Aim of the exercise: In the response, each entry below should appear again exactly as given.

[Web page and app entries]
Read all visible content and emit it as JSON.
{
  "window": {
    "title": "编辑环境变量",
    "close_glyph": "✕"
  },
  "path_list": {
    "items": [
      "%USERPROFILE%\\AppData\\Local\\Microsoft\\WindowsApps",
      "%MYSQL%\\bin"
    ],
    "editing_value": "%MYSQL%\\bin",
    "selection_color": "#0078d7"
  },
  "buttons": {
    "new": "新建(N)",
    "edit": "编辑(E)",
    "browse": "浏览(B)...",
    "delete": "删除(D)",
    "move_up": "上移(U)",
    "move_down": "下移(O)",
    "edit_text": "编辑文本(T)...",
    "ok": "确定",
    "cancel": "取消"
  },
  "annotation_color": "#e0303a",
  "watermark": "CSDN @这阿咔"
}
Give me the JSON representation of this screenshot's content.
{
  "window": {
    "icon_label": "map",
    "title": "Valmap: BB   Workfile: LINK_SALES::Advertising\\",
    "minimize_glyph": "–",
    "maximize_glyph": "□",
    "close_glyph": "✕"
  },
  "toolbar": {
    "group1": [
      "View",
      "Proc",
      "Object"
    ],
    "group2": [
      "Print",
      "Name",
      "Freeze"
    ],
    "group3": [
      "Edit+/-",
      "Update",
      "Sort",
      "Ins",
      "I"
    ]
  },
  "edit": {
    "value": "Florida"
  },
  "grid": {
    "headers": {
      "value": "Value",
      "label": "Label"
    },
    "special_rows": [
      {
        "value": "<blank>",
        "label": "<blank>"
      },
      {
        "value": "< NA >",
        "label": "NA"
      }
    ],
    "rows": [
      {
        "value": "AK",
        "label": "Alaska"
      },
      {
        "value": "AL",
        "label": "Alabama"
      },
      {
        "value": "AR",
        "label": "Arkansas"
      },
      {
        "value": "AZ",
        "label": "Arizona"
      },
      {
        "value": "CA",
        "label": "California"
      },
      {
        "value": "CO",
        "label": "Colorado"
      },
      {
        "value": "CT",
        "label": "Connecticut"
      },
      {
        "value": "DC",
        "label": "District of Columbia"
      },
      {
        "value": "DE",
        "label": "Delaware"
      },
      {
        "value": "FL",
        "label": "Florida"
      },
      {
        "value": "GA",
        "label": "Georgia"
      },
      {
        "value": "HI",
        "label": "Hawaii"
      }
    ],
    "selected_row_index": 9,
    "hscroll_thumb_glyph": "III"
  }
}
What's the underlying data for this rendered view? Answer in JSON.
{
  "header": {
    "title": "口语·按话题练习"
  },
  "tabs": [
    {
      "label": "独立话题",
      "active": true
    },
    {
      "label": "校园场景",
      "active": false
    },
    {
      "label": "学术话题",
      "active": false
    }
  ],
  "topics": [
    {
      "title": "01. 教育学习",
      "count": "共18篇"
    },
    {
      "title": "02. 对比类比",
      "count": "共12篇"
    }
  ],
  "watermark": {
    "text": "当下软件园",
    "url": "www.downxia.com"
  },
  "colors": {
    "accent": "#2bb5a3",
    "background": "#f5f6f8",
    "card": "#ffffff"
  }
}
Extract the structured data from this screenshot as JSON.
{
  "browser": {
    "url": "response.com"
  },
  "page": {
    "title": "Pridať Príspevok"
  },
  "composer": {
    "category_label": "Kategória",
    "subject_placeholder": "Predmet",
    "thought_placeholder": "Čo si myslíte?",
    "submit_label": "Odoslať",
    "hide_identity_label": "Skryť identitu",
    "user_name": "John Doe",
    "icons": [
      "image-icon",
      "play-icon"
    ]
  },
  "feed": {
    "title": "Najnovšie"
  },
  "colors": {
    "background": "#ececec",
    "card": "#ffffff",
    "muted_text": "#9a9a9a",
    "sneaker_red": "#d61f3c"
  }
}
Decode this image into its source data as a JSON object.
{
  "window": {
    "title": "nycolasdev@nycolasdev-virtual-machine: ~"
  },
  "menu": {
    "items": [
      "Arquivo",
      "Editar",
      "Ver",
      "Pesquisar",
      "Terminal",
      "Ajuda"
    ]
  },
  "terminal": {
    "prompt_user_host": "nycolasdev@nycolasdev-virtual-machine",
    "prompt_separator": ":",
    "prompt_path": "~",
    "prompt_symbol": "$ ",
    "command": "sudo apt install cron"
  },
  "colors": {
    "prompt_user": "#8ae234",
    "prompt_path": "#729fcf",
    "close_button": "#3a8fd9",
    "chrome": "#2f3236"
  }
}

Answer section:
Read all visible content and emit it as JSON.
{
  "window": {
    "title": "编辑环境变量",
    "close_glyph": "✕"
  },
  "path_list": {
    "items": [
      "%USERPROFILE%\\AppData\\Local\\Microsoft\\WindowsApps",
      "%MYSQL%\\bin"
    ],
    "editing_value": "%MYSQL%\\bin",
    "selection_color": "#0078d7"
  },
  "buttons": {
    "new": "新建(N)",
    "edit": "编辑(E)",
    "browse": "浏览(B)...",
    "delete": "删除(D)",
    "move_up": "上移(U)",
    "move_down": "下移(O)",
    "edit_text": "编辑文本(T)...",
    "ok": "确定",
    "cancel": "取消"
  },
  "annotation_color": "#e0303a",
  "watermark": "CSDN @这阿咔"
}
Give me the JSON representation of this screenshot's content.
{
  "window": {
    "icon_label": "map",
    "title": "Valmap: BB   Workfile: LINK_SALES::Advertising\\",
    "minimize_glyph": "–",
    "maximize_glyph": "□",
    "close_glyph": "✕"
  },
  "toolbar": {
    "group1": [
      "View",
      "Proc",
      "Object"
    ],
    "group2": [
      "Print",
      "Name",
      "Freeze"
    ],
    "group3": [
      "Edit+/-",
      "Update",
      "Sort",
      "Ins",
      "I"
    ]
  },
  "edit": {
    "value": "Florida"
  },
  "grid": {
    "headers": {
      "value": "Value",
      "label": "Label"
    },
    "special_rows": [
      {
        "value": "<blank>",
        "label": "<blank>"
      },
      {
        "value": "< NA >",
        "label": "NA"
      }
    ],
    "rows": [
      {
        "value": "AK",
        "label": "Alaska"
      },
      {
        "value": "AL",
        "label": "Alabama"
      },
      {
        "value": "AR",
        "label": "Arkansas"
      },
      {
        "value": "AZ",
        "label": "Arizona"
      },
      {
        "value": "CA",
        "label": "California"
      },
      {
        "value": "CO",
        "label": "Colorado"
      },
      {
        "value": "CT",
        "label": "Connecticut"
      },
      {
        "value": "DC",
        "label": "District of Columbia"
      },
      {
        "value": "DE",
        "label": "Delaware"
      },
      {
        "value": "FL",
        "label": "Florida"
      },
      {
        "value": "GA",
        "label": "Georgia"
      },
      {
        "value": "HI",
        "label": "Hawaii"
      }
    ],
    "selected_row_index": 9,
    "hscroll_thumb_glyph": "III"
  }
}
What's the underlying data for this rendered view? Answer in JSON.
{
  "header": {
    "title": "口语·按话题练习"
  },
  "tabs": [
    {
      "label": "独立话题",
      "active": true
    },
    {
      "label": "校园场景",
      "active": false
    },
    {
      "label": "学术话题",
      "active": false
    }
  ],
  "topics": [
    {
      "title": "01. 教育学习",
      "count": "共18篇"
    },
    {
      "title": "02. 对比类比",
      "count": "共12篇"
    }
  ],
  "watermark": {
    "text": "当下软件园",
    "url": "www.downxia.com"
  },
  "colors": {
    "accent": "#2bb5a3",
    "background": "#f5f6f8",
    "card": "#ffffff"
  }
}
Extract the structured data from this screenshot as JSON.
{
  "browser": {
    "url": "response.com"
  },
  "page": {
    "title": "Pridať Príspevok"
  },
  "composer": {
    "category_label": "Kategória",
    "subject_placeholder": "Predmet",
    "thought_placeholder": "Čo si myslíte?",
    "submit_label": "Odoslať",
    "hide_identity_label": "Skryť identitu",
    "user_name": "John Doe",
    "icons": [
      "image-icon",
      "play-icon"
    ]
  },
  "feed": {
    "title": "Najnovšie"
  },
  "colors": {
    "background": "#ececec",
    "card": "#ffffff",
    "muted_text": "#9a9a9a",
    "sneaker_red": "#d61f3c"
  }
}
Decode this image into its source data as a JSON object.
{
  "window": {
    "title": "nycolasdev@nycolasdev-virtual-machine: ~"
  },
  "menu": {
    "items": [
      "Arquivo",
      "Editar",
      "Ver",
      "Pesquisar",
      "Terminal",
      "Ajuda"
    ]
  },
  "terminal": {
    "prompt_user_host": "nycolasdev@nycolasdev-virtual-machine",
    "prompt_separator": ":",
    "prompt_path": "~",
    "prompt_symbol": "$ ",
    "command": "sudo apt install cron"
  },
  "colors": {
    "prompt_user": "#8ae234",
    "prompt_path": "#729fcf",
    "close_button": "#3a8fd9",
    "chrome": "#2f3236"
  }
}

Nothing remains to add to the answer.